_EXERCISE REQUIREMENTS_
Word for word, repeat every entry that appears below.
[DATA SHOWN — start]
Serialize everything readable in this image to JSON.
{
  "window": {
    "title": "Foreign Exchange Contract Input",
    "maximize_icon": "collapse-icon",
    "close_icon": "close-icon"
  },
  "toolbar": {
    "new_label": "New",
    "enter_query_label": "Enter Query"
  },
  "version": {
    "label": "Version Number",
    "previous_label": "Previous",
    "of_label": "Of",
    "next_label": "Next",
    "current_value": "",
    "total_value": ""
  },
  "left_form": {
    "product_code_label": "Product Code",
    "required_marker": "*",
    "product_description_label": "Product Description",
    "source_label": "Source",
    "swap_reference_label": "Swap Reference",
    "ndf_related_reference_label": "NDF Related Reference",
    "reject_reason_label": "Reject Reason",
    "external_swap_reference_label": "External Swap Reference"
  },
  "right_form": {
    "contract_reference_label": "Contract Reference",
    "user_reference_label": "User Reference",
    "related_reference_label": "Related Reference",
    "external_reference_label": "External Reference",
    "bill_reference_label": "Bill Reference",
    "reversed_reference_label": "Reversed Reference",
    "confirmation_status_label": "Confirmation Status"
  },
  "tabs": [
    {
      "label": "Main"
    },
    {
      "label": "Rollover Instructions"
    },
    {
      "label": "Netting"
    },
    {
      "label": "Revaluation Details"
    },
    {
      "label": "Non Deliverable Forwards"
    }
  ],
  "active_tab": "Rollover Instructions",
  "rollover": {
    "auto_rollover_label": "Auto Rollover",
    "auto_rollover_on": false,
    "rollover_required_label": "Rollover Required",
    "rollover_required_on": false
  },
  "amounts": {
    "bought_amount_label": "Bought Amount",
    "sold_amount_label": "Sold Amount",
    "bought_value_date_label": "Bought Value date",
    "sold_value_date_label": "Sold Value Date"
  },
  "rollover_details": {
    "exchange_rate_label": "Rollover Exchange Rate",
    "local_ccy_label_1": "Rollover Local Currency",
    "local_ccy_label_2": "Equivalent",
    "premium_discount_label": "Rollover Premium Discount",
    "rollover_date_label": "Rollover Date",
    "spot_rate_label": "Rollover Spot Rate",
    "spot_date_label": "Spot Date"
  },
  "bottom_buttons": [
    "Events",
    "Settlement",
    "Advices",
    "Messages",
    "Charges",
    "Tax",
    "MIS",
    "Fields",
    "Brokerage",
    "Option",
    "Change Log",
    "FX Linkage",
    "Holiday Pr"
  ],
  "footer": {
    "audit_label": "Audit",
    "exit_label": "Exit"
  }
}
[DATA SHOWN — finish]
_RESULT OF THIS EXERCISE_
Serialize everything readable in this image to JSON.
{
  "window": {
    "title": "Foreign Exchange Contract Input",
    "maximize_icon": "collapse-icon",
    "close_icon": "close-icon"
  },
  "toolbar": {
    "new_label": "New",
    "enter_query_label": "Enter Query"
  },
  "version": {
    "label": "Version Number",
    "previous_label": "Previous",
    "of_label": "Of",
    "next_label": "Next",
    "current_value": "",
    "total_value": ""
  },
  "left_form": {
    "product_code_label": "Product Code",
    "required_marker": "*",
    "product_description_label": "Product Description",
    "source_label": "Source",
    "swap_reference_label": "Swap Reference",
    "ndf_related_reference_label": "NDF Related Reference",
    "reject_reason_label": "Reject Reason",
    "external_swap_reference_label": "External Swap Reference"
  },
  "right_form": {
    "contract_reference_label": "Contract Reference",
    "user_reference_label": "User Reference",
    "related_reference_label": "Related Reference",
    "external_reference_label": "External Reference",
    "bill_reference_label": "Bill Reference",
    "reversed_reference_label": "Reversed Reference",
    "confirmation_status_label": "Confirmation Status"
  },
  "tabs": [
    {
      "label": "Main"
    },
    {
      "label": "Rollover Instructions"
    },
    {
      "label": "Netting"
    },
    {
      "label": "Revaluation Details"
    },
    {
      "label": "Non Deliverable Forwards"
    }
  ],
  "active_tab": "Rollover Instructions",
  "rollover": {
    "auto_rollover_label": "Auto Rollover",
    "auto_rollover_on": false,
    "rollover_required_label": "Rollover Required",
    "rollover_required_on": false
  },
  "amounts": {
    "bought_amount_label": "Bought Amount",
    "sold_amount_label": "Sold Amount",
    "bought_value_date_label": "Bought Value date",
    "sold_value_date_label": "Sold Value Date"
  },
  "rollover_details": {
    "exchange_rate_label": "Rollover Exchange Rate",
    "local_ccy_label_1": "Rollover Local Currency",
    "local_ccy_label_2": "Equivalent",
    "premium_discount_label": "Rollover Premium Discount",
    "rollover_date_label": "Rollover Date",
    "spot_rate_label": "Rollover Spot Rate",
    "spot_date_label": "Spot Date"
  },
  "bottom_buttons": [
    "Events",
    "Settlement",
    "Advices",
    "Messages",
    "Charges",
    "Tax",
    "MIS",
    "Fields",
    "Brokerage",
    "Option",
    "Change Log",
    "FX Linkage",
    "Holiday Pr"
  ],
  "footer": {
    "audit_label": "Audit",
    "exit_label": "Exit"
  }
}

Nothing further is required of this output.